The Military Medal* was introduced by Royal Warrant on 25th March 1916. It was awarded to non-commissioned officers and other ranks for "acts of gallantry and devotion to duty in the field." A bar was issued for subsequent awards; on occasions when medals were to be worn, bar-holders wore the ribbon with one or more silver rosettes.
On 21 July 1916, there was an amendment to this Warrant and women were added to the list of recipients.
Awards were announced in the London Gazette (i.e. they were "gazetted") but sadly, the citations were not published and the original documentation explaining the deed for which the award was given has not survived. However, local newspapers were often quick off the mark to interview the relatives of recipients so we can get some understanding of the circumstances under which this award was given.

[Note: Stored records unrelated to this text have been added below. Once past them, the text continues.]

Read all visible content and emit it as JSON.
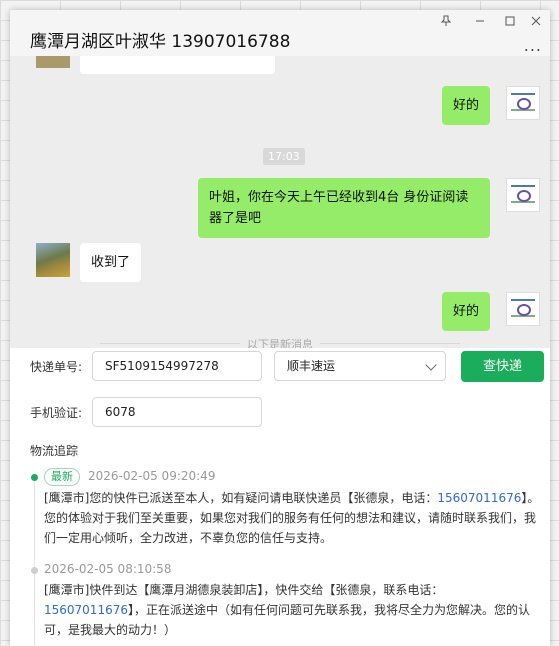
{
  "window": {
    "title": "鹰潭月湖区叶淑华 13907016788",
    "controls": [
      "pin-icon",
      "minimize-icon",
      "maximize-icon",
      "close-icon"
    ],
    "more": "..."
  },
  "chat": {
    "messages": [
      {
        "side": "self",
        "text": "好的"
      },
      {
        "side": "time",
        "text": "17:03"
      },
      {
        "side": "self",
        "text": "叶姐，你在今天上午已经收到4台 身份证阅读器了是吧"
      },
      {
        "side": "other",
        "text": "收到了"
      },
      {
        "side": "self",
        "text": "好的"
      }
    ],
    "new_divider": "以下是新消息"
  },
  "query": {
    "tracking_label": "快递单号:",
    "tracking_value": "SF5109154997278",
    "courier_value": "顺丰速运",
    "query_button": "查快递",
    "phone_label": "手机验证:",
    "phone_value": "6078"
  },
  "tracking": {
    "title": "物流追踪",
    "events": [
      {
        "tag": "最新",
        "time": "2026-02-05 09:20:49",
        "text_a": "[鹰潭市]您的快件已派送至本人，如有疑问请电联快递员【张德泉，电话：",
        "phone": "15607011676",
        "text_b": "】。您的体验对于我们至关重要，如果您对我们的服务有任何的想法和建议，请随时联系我们，我们一定用心倾听，全力改进，不辜负您的信任与支持。"
      },
      {
        "time": "2026-02-05 08:10:58",
        "text_a": "[鹰潭市]快件到达【鹰潭月湖德泉装卸店】，快件交给【张德泉，联系电话：",
        "phone": "15607011676",
        "text_b": "】，正在派送途中（如有任何问题可先联系我，我将尽全力为您解决。您的认可，是我最大的动力！）"
      }
    ]
  },
  "colors": {
    "accent": "#1aad5b",
    "self_bubble": "#95ec69",
    "phone_link": "#2e6ad1"
  }
}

The men in our list all received medals with King George V's image in Field Marshall's uniform on the obverse and on the reverse, the royal cipher over the words "FOR BRAVERY IN THE FIELD". The number, rank and name of each recipient together with details of the unit are engraved on the side of the medal to be read when it is placed on a flat surface.
There was normally a delay of several months between the action taking place and the announcement of the award for it in the London Gazette. In this interval, many recipients were killed in other actions and never lived to receive their award in person or even to know that they had won it.
Please note also that although an armistice was called in Europe in November 1918, fighting went on in other parts of the world and with that fighting came more acts of bravery - these actions are recorded using the name of the place e.g Salonica.
* Officers and Warrant Officers received the Military Cross.